### Task goal
Which lines in the records below contain the word "anzeigen"? Copy each of them.
++++ Exercise materials
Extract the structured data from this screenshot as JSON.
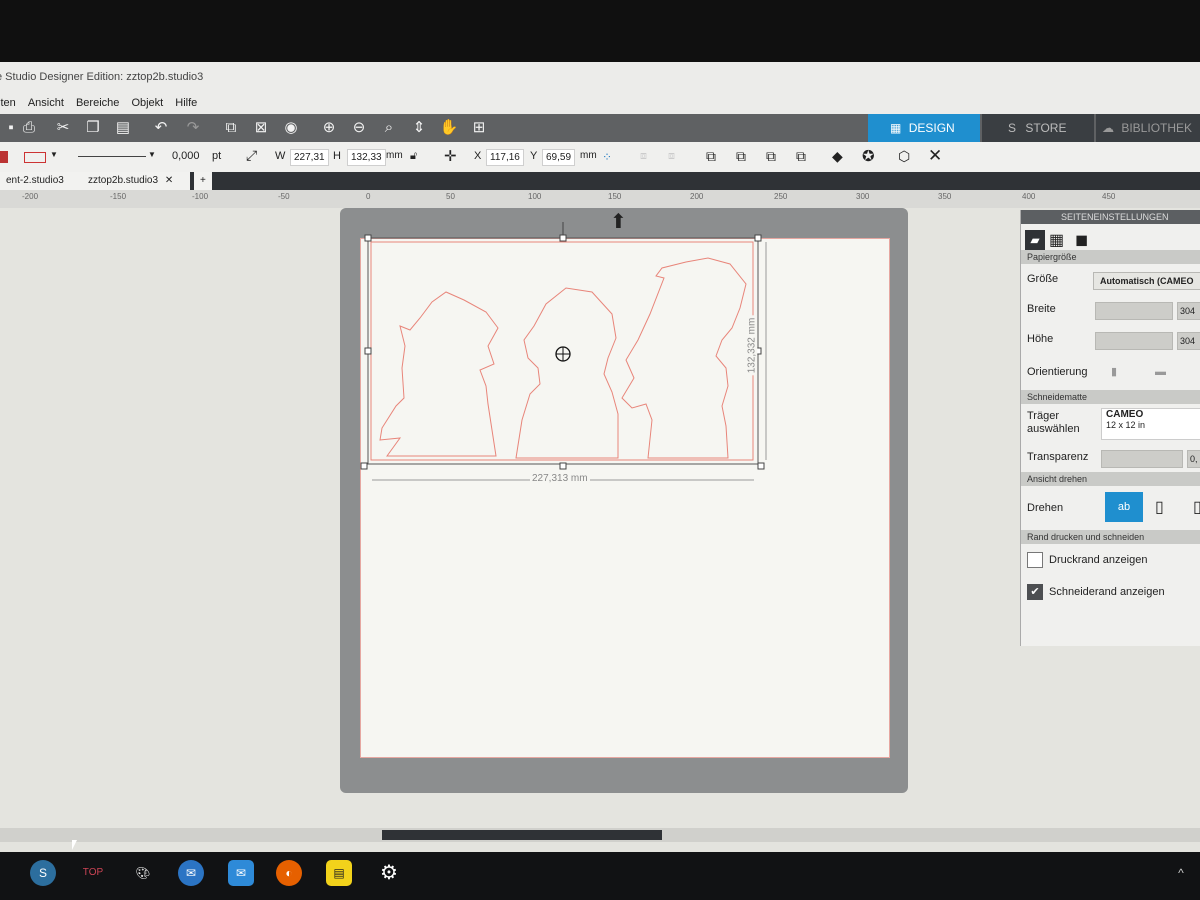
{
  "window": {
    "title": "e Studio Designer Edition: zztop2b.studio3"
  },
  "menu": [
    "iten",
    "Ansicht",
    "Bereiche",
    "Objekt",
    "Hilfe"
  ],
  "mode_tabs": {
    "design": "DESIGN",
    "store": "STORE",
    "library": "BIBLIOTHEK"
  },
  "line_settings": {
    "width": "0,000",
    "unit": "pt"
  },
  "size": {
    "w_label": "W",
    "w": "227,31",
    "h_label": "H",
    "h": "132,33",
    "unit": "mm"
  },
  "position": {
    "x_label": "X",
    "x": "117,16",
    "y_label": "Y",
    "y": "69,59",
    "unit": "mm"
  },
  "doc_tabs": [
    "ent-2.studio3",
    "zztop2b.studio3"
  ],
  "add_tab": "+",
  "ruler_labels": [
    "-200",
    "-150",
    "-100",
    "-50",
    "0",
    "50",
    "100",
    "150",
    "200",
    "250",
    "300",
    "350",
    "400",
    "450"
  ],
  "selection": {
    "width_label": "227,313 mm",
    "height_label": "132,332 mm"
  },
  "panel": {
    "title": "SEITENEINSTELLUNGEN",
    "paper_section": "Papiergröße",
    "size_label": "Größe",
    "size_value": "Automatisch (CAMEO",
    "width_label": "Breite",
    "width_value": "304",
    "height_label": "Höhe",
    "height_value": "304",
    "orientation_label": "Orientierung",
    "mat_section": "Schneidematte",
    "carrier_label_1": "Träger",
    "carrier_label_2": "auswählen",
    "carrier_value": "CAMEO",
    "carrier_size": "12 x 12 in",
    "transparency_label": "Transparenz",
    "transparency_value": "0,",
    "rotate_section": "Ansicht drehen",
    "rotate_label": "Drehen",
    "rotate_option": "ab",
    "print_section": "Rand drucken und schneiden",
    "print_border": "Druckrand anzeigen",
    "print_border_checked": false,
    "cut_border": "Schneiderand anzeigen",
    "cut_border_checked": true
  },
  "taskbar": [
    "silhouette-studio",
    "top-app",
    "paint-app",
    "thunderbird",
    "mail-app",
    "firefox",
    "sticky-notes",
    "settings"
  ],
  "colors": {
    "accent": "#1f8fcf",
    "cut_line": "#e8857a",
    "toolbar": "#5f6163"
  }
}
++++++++
### Written response
    "print_border": "Druckrand anzeigen",
    "cut_border": "Schneiderand anzeigen",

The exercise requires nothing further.